- ^ Jump up to:a b c d Jonathan E. Brockopp (2000), Early Mālikī Law: Ibn ʻAbd Al-Ḥakam and His Major Compendium of Jurisprudence, Brill, ISBN 978-9004116283, pp. 131
- ^ Jump up to:a b Tamara Sonn (6 October 2015). Islam: History, Religion, and Politics. p. 18. ISBN 9781118972311.
The Quran acknowledges that slaves do not have the same legal standing as free people; instead they are treated as minors for whom the owners are responsible. But it recommends that unmarried Muslims marry their slaves (24:32), indicating that it considers slaves and free people morally equal.
- ^ Jump up to:a b Jonathan E. Brockopp. “Slaves and slavery”. In Jane Dammen McAuliffe (ed.). Encyclopaedia of the Qurʾān. Vol. 5. p. 57.
In one case, the Qur’an refers to master and slave with the same word, rajul (q 39:29). Later interpreters presume slaves to be spiritual equals of free Muslims.
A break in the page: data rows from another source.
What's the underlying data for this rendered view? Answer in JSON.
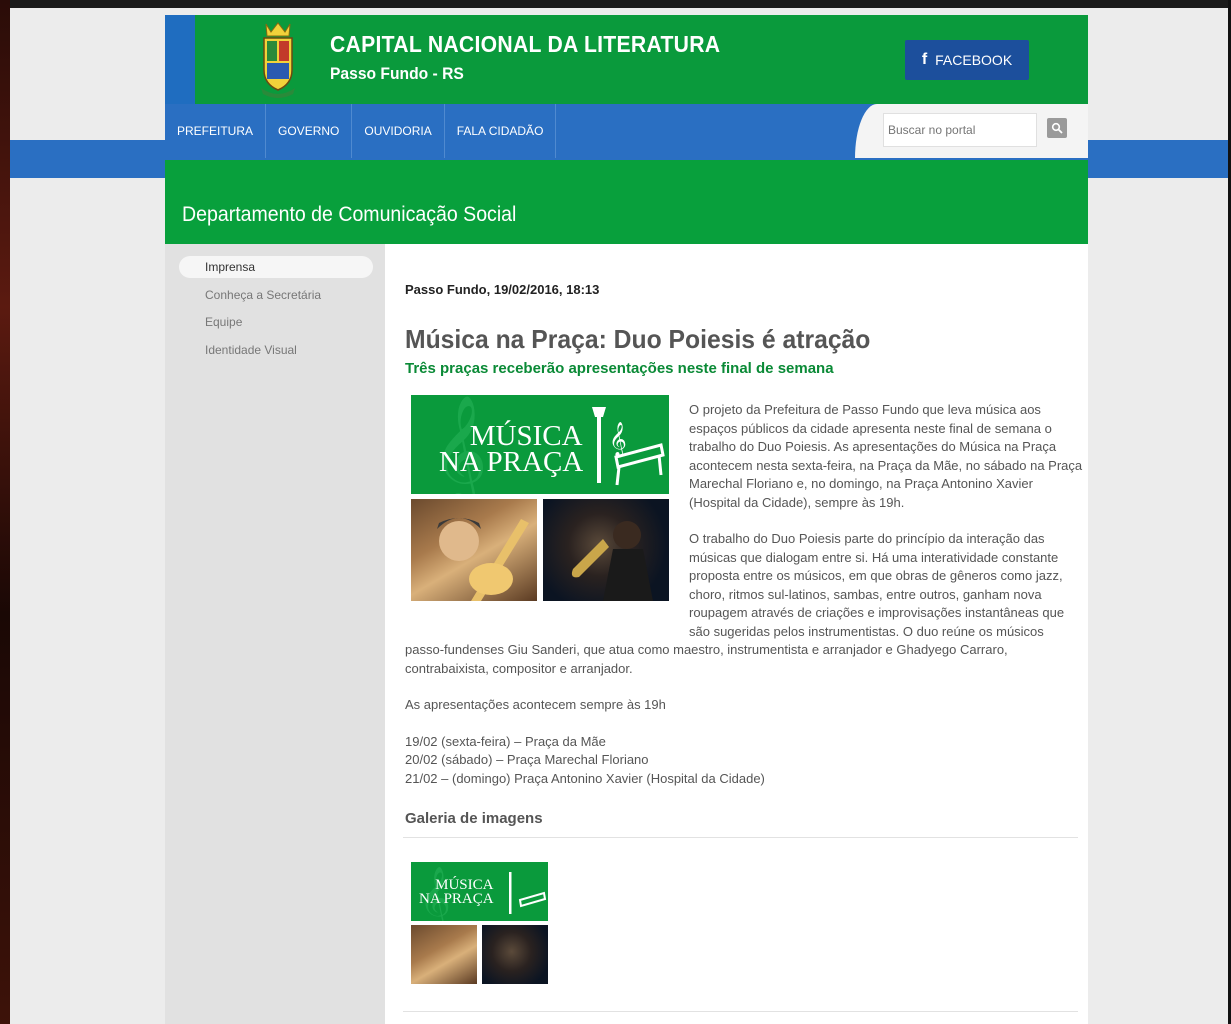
{
  "header": {
    "title": "CAPITAL NACIONAL DA LITERATURA",
    "subtitle": "Passo Fundo - RS",
    "facebook_label": "FACEBOOK"
  },
  "nav": {
    "items": [
      "PREFEITURA",
      "GOVERNO",
      "OUVIDORIA",
      "FALA CIDADÃO"
    ],
    "search_placeholder": "Buscar no portal"
  },
  "department": {
    "title": "Departamento de Comunicação Social"
  },
  "sidebar": {
    "items": [
      {
        "label": "Imprensa",
        "active": true
      },
      {
        "label": "Conheça a Secretária",
        "active": false
      },
      {
        "label": "Equipe",
        "active": false
      },
      {
        "label": "Identidade Visual",
        "active": false
      }
    ]
  },
  "article": {
    "dateline": "Passo Fundo, 19/02/2016, 18:13",
    "headline": "Música na Praça: Duo Poiesis é atração",
    "subhead": "Três praças receberão apresentações neste final de semana",
    "banner_line1": "MÚSICA",
    "banner_line2": "NA PRAÇA",
    "paragraphs": [
      "O projeto da Prefeitura de Passo Fundo que leva música aos espaços públicos da cidade apresenta neste final de semana o trabalho do Duo Poiesis. As apresentações do Música na Praça acontecem nesta sexta-feira, na Praça da Mãe, no sábado na Praça Marechal Floriano e, no domingo, na Praça Antonino Xavier (Hospital da Cidade), sempre às 19h.",
      "O trabalho do Duo Poiesis parte do princípio da interação das músicas que dialogam entre si. Há uma interatividade constante proposta entre os músicos, em que obras de gêneros como jazz, choro, ritmos sul-latinos, sambas, entre outros, ganham nova roupagem através de criações e improvisações instantâneas que são sugeridas pelos instrumentistas. O duo reúne os músicos passo-fundenses Giu Sanderi, que atua como maestro, instrumentista e arranjador e Ghadyego Carraro, contrabaixista, compositor e arranjador.",
      "As apresentações acontecem sempre às 19h"
    ],
    "schedule": [
      "19/02 (sexta-feira) – Praça da Mãe",
      "20/02 (sábado) – Praça Marechal Floriano",
      "21/02 – (domingo) Praça Antonino Xavier (Hospital da Cidade)"
    ],
    "gallery_title": "Galeria de imagens"
  },
  "colors": {
    "header_green": "#0a9a3c",
    "nav_blue": "#2a6fc2",
    "facebook_blue": "#1c4f9c",
    "subhead_green": "#0a8a36"
  }
}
For example, q 4:25 urges believers to marry “believing maids that your right hands own” and then states: “The one of you is as the other” (ba’dukum min ba’din), which the Jalalayn interpret as “You and they are equal in faith, so do not refrain from marrying them”.
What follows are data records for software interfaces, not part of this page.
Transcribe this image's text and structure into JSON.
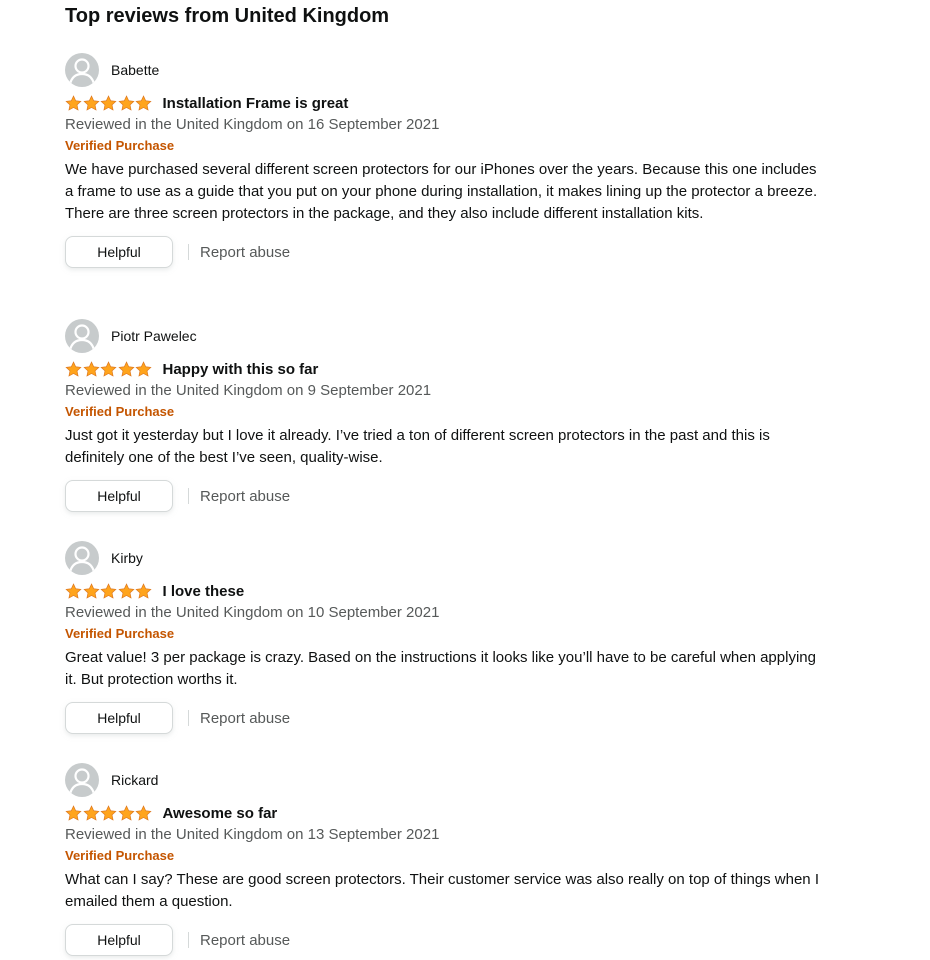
{
  "section": {
    "title": "Top reviews from United Kingdom"
  },
  "colors": {
    "star": "#ffa41c",
    "verified": "#c45500",
    "secondary_text": "#565959",
    "avatar_bg": "#c7cbcc"
  },
  "reviews": [
    {
      "avatar_icon": "default-avatar-icon",
      "name": "Babette",
      "rating": 5,
      "title": "Installation Frame is great",
      "date": "Reviewed in the United Kingdom on 16 September 2021",
      "verified": "Verified Purchase",
      "body": "We have purchased several different screen protectors for our iPhones over the years. Because this one includes a frame to use as a guide that you put on your phone during installation, it makes lining up the protector a breeze. There are three screen protectors in the package, and they also include different installation kits.",
      "helpful_label": "Helpful",
      "report_label": "Report abuse"
    },
    {
      "avatar_icon": "default-avatar-icon",
      "name": "Piotr Pawelec",
      "rating": 5,
      "title": "Happy with this so far",
      "date": "Reviewed in the United Kingdom on 9 September 2021",
      "verified": "Verified Purchase",
      "body": "Just got it yesterday but I love it already. I’ve tried a ton of different screen protectors in the past and this is definitely one of the best I’ve seen, quality-wise.",
      "helpful_label": "Helpful",
      "report_label": "Report abuse"
    },
    {
      "avatar_icon": "default-avatar-icon",
      "name": "Kirby",
      "rating": 5,
      "title": "I love these",
      "date": "Reviewed in the United Kingdom on 10 September 2021",
      "verified": "Verified Purchase",
      "body": "Great value! 3 per package is crazy. Based on the instructions it looks like you’ll have to be careful when applying it. But protection worths it.",
      "helpful_label": "Helpful",
      "report_label": "Report abuse"
    },
    {
      "avatar_icon": "default-avatar-icon",
      "name": "Rickard",
      "rating": 5,
      "title": "Awesome so far",
      "date": "Reviewed in the United Kingdom on 13 September 2021",
      "verified": "Verified Purchase",
      "body": "What can I say? These are good screen protectors. Their customer service was also really on top of things when I emailed them a question.",
      "helpful_label": "Helpful",
      "report_label": "Report abuse"
    }
  ]
}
- ^ Sikainga (2005), p.5-6
- ^ Clarence-Smith 2006, p. 198.
- ^ Jump up to:a b Bernard Lewis. Race and Slavery in the Middle East: An Historical Enquiry. Oxford University Press. p. 5.
But Qur’anic legislation, subsequently confirmed and elaborated in the Holy Law, brought two major changes to ancient slavery which were to have far-reaching effects. One of these was the presumption of freedom; the other, the ban on the enslavement of free persons except in strictly defined circumstances.
- ^ Quran 24:33
- ^ Gordon 1989, page 37.
- ^ www.alhakam.org/what-is-the-meaning-of-those-whom-your-right-hand-possesses-milk-al-yamin
- ^ Jump up to:a b Jonathan E. Brockopp (2006). “Slaves and slavery”. In Jane Dammen McAuliffe (ed.). Encyclopaedia of the Qurʾān. Vol. 5. Brill. pp. 57–58.
- ^ Jump up to:a b Bernard Freamon. Possessed by the Right Hand: The Problem of Slavery in Islamic Law and Muslim Cultures. pp. 129–130.
- ^ Clarence-Smith 2006, pp. 198–200.
- ^ Brunschvig, R. (1986). “ʿAbd”. In P. Bearman; Th. Bianquis; C.E. Bosworth; E. van Donzel; W.P. Heinrichs (eds.). Encyclopaedia of Islam. Vol. 1 (2nd ed.). Brill. p. 25. doi:10.1163/1573-3912_islam_COM_0003.
Tradition delights in asserting that the slave’s lot was among the latest preoccupations of the Prophet. It has quite a large store of sayings and anecdotes, attributed to the Prophet or to his Companions, enjoining real kindness towards this inferior social class.
- ^ Bernard Lewis (1992). Race and Slavery in the Middle East: An Historical Enquiry. Oxford University Press. p. 6. ISBN 978-0-19-505326-5. Archived from the original on 2020-05-19. Retrieved 2020-03-04.
This point is emphasized and elaborated in innumerable hadiths (traditions), in which the Prophet is quoted as urging considerate and sometimes even equal treatment for slaves, denouncing cruelty, harshness, or even discourtesy, recommending the liberation of slaves, and reminding the Muslims that his apostolate was to free and slave alike.
- ^ Murray Gordon (1989). Slavery in the Arab World. Rowman & Littlefield. pp. 19–20. ISBN 9780941533300.
- ^ “Aydin, p.17 (citing Ibn Abdilberr, İstîâb, IV, p. 1868; Nawavî, Tahzib al Asma, I, p. 162; Ibn al Asîr, Usd al Ghâbe, VI, p. 160)”. Archived from the original on July 21, 2011. Retrieved July 21, 2019.
- ^ Hughes (1996), p. 370
- ^ Jump up to:a b Brunschvig, R. (1986). “ʿAbd”. In P. Bearman; Th. Bianquis; C.E. Bosworth; E. van Donzel; W.P. Heinrichs (eds.). Encyclopaedia of Islam. Vol. 1 (2nd ed.). Brill. p. 26.
- ^ Jump up to:a b Bernard Lewis. Race and Slavery in the Middle East: An Historical Enquiry. Oxford University Press. p. 6.